“Then what is point of all this? What can you do for us?”

This presented some important ethical questions to consider, as TISS invited us to research these problems and recommend solutions, however, how will these recommendations be implemented after we leave? As this internship program continues, bringing more and more foreign students to trudge through these communities, will they finally have had enough of this “intrusion” and no longer welcome them? However, they still welcomed us into their homes, fed us despite our protests what little food they had to share, and truly made our experience in India unforgettable. Despite not having funds to give, as a thank you for taking the time to speak with us, I created a photo-journal, which we presented to each group we interviewed as a token of our time with them. Since leaving India, I felt compelled to share my experiences, however due to our research not being “approved” by a research board and consent limitations, it’s been frustrating to find ways to properly do this.

At the end of our study, we contended that if more government funding could be mobilized for community-based participatory research programs, communities would more able to identify, support, and mobilize existing resources to create shared visions of change and encourage greater creativity in solving community issues. Along with funding, there is a need for an infrastructure for delivery of care. Apart from services provided by the Mahila Mandals, NGOs, and private clinics and pharmacies, health services are practically nonexistent. Services such as provision of specialized information, physical exams, diagnostic services, hospitalization, medications, follow-up care, prevention, and surveillance need a proper infrastructure that includes specialized and trained personnel. None of these social services can be provided or created by the slum residents themselves. Other services such as access to water and electricity are also desperately needed in these communities.

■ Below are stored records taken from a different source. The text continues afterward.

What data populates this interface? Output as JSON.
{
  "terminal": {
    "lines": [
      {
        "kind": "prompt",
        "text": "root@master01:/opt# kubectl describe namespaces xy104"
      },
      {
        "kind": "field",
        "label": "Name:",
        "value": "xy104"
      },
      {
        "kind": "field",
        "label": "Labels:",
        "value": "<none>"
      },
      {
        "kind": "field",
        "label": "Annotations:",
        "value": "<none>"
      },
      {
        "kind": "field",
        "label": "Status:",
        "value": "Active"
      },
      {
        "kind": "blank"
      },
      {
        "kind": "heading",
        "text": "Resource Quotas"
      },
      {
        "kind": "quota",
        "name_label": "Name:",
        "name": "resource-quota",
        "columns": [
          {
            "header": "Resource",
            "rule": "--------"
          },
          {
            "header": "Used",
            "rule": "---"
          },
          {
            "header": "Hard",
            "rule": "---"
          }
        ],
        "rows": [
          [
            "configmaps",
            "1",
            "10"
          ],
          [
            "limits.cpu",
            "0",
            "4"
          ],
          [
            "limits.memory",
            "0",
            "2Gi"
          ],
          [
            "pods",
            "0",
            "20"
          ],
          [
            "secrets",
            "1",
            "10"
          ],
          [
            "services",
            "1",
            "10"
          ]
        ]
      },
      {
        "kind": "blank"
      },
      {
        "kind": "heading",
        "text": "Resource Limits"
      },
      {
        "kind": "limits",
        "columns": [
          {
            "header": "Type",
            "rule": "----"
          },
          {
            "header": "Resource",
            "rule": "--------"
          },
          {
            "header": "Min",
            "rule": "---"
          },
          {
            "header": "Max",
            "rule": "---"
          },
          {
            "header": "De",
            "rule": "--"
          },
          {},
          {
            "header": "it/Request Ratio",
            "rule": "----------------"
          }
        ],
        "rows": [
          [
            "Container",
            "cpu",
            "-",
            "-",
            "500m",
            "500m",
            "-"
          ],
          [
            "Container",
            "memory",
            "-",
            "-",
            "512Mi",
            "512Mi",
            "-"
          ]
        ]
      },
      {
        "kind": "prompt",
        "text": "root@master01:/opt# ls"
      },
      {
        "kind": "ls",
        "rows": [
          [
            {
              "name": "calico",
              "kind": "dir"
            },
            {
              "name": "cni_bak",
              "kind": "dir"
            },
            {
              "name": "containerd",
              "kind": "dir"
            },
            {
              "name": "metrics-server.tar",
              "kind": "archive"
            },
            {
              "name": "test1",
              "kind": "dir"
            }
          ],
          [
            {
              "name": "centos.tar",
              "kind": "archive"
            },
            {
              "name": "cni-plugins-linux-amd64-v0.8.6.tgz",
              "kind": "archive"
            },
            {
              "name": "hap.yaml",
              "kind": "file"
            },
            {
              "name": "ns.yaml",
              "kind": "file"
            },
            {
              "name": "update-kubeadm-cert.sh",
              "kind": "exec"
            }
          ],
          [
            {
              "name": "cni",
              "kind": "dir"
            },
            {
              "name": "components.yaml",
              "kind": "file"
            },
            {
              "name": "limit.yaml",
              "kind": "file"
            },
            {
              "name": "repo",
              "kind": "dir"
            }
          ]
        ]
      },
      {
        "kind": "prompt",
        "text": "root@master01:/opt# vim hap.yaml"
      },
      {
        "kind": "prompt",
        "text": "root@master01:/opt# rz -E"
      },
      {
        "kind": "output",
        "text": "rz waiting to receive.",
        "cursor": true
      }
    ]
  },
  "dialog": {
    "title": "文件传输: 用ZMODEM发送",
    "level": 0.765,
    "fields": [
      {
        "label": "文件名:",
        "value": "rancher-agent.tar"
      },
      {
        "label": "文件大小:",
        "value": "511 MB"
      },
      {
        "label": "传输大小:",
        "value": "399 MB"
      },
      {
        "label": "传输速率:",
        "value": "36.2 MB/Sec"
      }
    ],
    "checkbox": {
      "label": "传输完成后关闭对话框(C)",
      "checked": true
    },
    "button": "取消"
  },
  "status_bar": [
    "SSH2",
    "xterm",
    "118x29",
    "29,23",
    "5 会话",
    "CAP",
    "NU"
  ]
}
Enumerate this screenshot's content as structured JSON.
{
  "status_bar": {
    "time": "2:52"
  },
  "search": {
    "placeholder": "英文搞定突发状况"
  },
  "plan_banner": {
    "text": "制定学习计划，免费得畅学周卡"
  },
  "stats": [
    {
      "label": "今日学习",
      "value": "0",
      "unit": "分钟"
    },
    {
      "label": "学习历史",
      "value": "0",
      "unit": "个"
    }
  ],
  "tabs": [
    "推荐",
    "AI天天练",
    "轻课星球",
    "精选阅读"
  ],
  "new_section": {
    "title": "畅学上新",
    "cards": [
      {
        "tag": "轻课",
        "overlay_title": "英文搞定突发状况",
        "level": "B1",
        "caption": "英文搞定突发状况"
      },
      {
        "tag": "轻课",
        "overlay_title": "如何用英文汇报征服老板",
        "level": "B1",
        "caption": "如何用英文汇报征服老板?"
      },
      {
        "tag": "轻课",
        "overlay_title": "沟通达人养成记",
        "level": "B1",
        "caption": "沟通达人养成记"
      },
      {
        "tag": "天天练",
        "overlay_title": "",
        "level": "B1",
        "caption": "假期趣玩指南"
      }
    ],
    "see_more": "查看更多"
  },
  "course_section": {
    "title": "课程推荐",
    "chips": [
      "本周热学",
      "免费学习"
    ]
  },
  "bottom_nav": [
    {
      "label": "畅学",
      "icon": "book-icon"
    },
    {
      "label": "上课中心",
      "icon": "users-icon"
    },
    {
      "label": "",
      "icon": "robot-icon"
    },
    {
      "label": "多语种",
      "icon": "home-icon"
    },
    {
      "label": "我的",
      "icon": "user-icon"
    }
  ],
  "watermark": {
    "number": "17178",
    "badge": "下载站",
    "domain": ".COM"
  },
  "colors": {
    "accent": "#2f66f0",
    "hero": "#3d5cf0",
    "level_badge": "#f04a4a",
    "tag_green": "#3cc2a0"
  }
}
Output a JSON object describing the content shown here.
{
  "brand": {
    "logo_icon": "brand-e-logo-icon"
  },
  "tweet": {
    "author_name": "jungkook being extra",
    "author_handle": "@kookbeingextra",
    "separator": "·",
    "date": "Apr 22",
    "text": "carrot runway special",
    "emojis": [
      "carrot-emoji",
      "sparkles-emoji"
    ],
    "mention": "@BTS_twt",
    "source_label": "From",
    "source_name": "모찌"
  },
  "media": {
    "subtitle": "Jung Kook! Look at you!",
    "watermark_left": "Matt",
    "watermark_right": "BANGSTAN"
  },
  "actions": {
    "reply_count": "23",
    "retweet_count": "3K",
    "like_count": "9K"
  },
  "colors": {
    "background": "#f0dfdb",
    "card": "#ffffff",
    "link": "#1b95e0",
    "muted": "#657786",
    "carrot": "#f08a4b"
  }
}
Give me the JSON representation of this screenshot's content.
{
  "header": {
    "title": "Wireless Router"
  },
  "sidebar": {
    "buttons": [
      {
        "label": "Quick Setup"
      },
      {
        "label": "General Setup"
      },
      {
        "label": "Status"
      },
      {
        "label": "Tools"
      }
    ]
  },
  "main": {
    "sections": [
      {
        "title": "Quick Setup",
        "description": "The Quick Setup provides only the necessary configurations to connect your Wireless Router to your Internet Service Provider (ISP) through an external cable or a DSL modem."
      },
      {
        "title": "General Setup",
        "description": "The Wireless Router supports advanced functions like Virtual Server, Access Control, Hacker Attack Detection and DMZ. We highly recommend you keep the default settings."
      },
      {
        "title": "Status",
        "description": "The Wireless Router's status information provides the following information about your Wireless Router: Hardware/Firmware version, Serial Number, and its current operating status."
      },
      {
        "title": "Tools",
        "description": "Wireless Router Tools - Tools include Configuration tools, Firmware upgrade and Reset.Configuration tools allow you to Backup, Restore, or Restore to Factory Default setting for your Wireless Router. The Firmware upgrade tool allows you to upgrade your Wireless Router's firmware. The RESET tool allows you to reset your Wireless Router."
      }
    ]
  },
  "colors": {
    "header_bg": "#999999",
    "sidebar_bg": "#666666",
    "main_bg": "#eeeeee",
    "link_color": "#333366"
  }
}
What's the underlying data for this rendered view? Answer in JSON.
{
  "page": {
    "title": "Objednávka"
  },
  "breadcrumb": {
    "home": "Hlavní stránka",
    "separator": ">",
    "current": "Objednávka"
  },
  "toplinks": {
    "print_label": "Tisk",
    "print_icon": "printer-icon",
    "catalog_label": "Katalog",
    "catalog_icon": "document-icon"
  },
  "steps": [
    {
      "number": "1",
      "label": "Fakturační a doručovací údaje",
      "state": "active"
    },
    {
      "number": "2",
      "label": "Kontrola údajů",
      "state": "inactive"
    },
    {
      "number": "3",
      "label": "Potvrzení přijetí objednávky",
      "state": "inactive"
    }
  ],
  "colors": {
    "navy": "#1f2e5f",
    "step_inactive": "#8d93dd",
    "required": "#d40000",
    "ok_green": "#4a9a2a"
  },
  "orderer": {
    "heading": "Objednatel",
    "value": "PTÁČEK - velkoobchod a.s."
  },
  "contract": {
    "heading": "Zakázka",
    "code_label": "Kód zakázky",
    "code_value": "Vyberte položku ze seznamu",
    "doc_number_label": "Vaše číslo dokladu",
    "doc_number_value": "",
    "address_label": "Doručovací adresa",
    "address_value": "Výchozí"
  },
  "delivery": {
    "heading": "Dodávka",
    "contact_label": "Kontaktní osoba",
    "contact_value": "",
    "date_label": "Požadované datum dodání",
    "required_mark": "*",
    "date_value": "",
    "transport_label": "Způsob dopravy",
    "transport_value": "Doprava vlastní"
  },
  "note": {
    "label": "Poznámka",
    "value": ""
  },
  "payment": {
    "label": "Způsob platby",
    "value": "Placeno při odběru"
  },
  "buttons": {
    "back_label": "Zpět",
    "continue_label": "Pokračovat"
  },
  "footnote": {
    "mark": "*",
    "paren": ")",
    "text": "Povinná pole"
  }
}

Support from the local community is also important for the conducting of Mahila Mandal activities. We found that many of these groups consisted of mostly “grandmothers”. This seemed to be due to established gender roles, with younger women discouraged from participation, staying in their roles as “house-wives”. We learned that this is just the tip of the economic, religious as well as cultural hindrances that prevent women from actively participating in these groups.

Most importantly, these groups present a great opportunity to organize women around common issues, challenging and overcoming caste and class hierarchies. They not only provide opportunities for dialogue and discussion, but they also contribute to the capacity of members to understand and find solutions to their community issues and challenges. These groups are prime vehicles for enhancing the position of women in Indian society, as their participation in these groups provides an opportunity for women to take an active part in public affairs.

Overall, community organizations, like the Mahila Mandals, are important for sustainable improvement not only to public health, but for social change as well. While poverty reduction, self-empowerment, and elimination of disparity are important and worthy goals for improving health care in these communities, the speed of development and size of urban slums render achievement of these goals enormously challenging.

Our internship presentation can be found at: http://prezi.com/i0lbgveimbyc/copy-of-indian-urban-slums/

Experiences, Learning, Platform, Projects

Mahila Mandals: A community health study